── Material supplied

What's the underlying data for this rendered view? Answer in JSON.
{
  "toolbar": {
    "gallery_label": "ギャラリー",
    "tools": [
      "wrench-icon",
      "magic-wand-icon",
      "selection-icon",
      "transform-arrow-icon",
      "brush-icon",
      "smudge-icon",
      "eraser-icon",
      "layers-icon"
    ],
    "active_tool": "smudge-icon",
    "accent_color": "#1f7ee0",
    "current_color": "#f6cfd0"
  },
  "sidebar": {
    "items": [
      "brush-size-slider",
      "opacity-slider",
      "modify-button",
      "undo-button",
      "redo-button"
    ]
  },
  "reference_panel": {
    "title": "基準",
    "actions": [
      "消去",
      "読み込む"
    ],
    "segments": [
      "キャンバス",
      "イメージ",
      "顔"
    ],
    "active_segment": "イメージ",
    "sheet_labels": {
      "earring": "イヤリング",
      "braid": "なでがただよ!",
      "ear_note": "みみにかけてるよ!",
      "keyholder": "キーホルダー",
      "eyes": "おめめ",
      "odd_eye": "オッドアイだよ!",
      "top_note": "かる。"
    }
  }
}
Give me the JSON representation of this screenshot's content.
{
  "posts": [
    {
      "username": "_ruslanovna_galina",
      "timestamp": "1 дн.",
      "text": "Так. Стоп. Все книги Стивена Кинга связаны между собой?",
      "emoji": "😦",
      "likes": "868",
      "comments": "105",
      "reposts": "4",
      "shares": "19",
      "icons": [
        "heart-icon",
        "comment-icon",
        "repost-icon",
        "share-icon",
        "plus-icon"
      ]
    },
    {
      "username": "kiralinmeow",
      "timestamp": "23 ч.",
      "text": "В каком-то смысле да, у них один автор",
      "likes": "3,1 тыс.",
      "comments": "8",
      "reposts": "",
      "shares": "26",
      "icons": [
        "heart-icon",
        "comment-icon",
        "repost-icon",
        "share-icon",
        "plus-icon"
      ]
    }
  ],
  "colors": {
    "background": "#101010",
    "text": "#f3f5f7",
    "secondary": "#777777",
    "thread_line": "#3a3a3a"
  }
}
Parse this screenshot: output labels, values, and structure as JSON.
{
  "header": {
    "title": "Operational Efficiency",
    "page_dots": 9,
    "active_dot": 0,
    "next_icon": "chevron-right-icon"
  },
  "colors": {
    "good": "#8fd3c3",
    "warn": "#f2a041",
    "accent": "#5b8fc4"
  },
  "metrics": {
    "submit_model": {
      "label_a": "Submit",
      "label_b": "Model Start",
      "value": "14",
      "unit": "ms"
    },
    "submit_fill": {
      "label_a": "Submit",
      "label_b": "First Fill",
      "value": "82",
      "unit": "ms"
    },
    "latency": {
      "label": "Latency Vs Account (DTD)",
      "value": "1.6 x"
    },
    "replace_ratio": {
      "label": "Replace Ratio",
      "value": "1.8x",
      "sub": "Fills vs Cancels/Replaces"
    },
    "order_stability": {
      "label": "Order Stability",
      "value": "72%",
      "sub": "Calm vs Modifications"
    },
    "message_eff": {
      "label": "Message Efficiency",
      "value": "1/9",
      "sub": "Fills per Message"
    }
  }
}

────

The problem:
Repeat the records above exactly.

Solved exercise:
What's the underlying data for this rendered view? Answer in JSON.
{
  "toolbar": {
    "gallery_label": "ギャラリー",
    "tools": [
      "wrench-icon",
      "magic-wand-icon",
      "selection-icon",
      "transform-arrow-icon",
      "brush-icon",
      "smudge-icon",
      "eraser-icon",
      "layers-icon"
    ],
    "active_tool": "smudge-icon",
    "accent_color": "#1f7ee0",
    "current_color": "#f6cfd0"
  },
  "sidebar": {
    "items": [
      "brush-size-slider",
      "opacity-slider",
      "modify-button",
      "undo-button",
      "redo-button"
    ]
  },
  "reference_panel": {
    "title": "基準",
    "actions": [
      "消去",
      "読み込む"
    ],
    "segments": [
      "キャンバス",
      "イメージ",
      "顔"
    ],
    "active_segment": "イメージ",
    "sheet_labels": {
      "earring": "イヤリング",
      "braid": "なでがただよ!",
      "ear_note": "みみにかけてるよ!",
      "keyholder": "キーホルダー",
      "eyes": "おめめ",
      "odd_eye": "オッドアイだよ!",
      "top_note": "かる。"
    }
  }
}
Give me the JSON representation of this screenshot's content.
{
  "posts": [
    {
      "username": "_ruslanovna_galina",
      "timestamp": "1 дн.",
      "text": "Так. Стоп. Все книги Стивена Кинга связаны между собой?",
      "emoji": "😦",
      "likes": "868",
      "comments": "105",
      "reposts": "4",
      "shares": "19",
      "icons": [
        "heart-icon",
        "comment-icon",
        "repost-icon",
        "share-icon",
        "plus-icon"
      ]
    },
    {
      "username": "kiralinmeow",
      "timestamp": "23 ч.",
      "text": "В каком-то смысле да, у них один автор",
      "likes": "3,1 тыс.",
      "comments": "8",
      "reposts": "",
      "shares": "26",
      "icons": [
        "heart-icon",
        "comment-icon",
        "repost-icon",
        "share-icon",
        "plus-icon"
      ]
    }
  ],
  "colors": {
    "background": "#101010",
    "text": "#f3f5f7",
    "secondary": "#777777",
    "thread_line": "#3a3a3a"
  }
}
Parse this screenshot: output labels, values, and structure as JSON.
{
  "header": {
    "title": "Operational Efficiency",
    "page_dots": 9,
    "active_dot": 0,
    "next_icon": "chevron-right-icon"
  },
  "colors": {
    "good": "#8fd3c3",
    "warn": "#f2a041",
    "accent": "#5b8fc4"
  },
  "metrics": {
    "submit_model": {
      "label_a": "Submit",
      "label_b": "Model Start",
      "value": "14",
      "unit": "ms"
    },
    "submit_fill": {
      "label_a": "Submit",
      "label_b": "First Fill",
      "value": "82",
      "unit": "ms"
    },
    "latency": {
      "label": "Latency Vs Account (DTD)",
      "value": "1.6 x"
    },
    "replace_ratio": {
      "label": "Replace Ratio",
      "value": "1.8x",
      "sub": "Fills vs Cancels/Replaces"
    },
    "order_stability": {
      "label": "Order Stability",
      "value": "72%",
      "sub": "Calm vs Modifications"
    },
    "message_eff": {
      "label": "Message Efficiency",
      "value": "1/9",
      "sub": "Fills per Message"
    }
  }
}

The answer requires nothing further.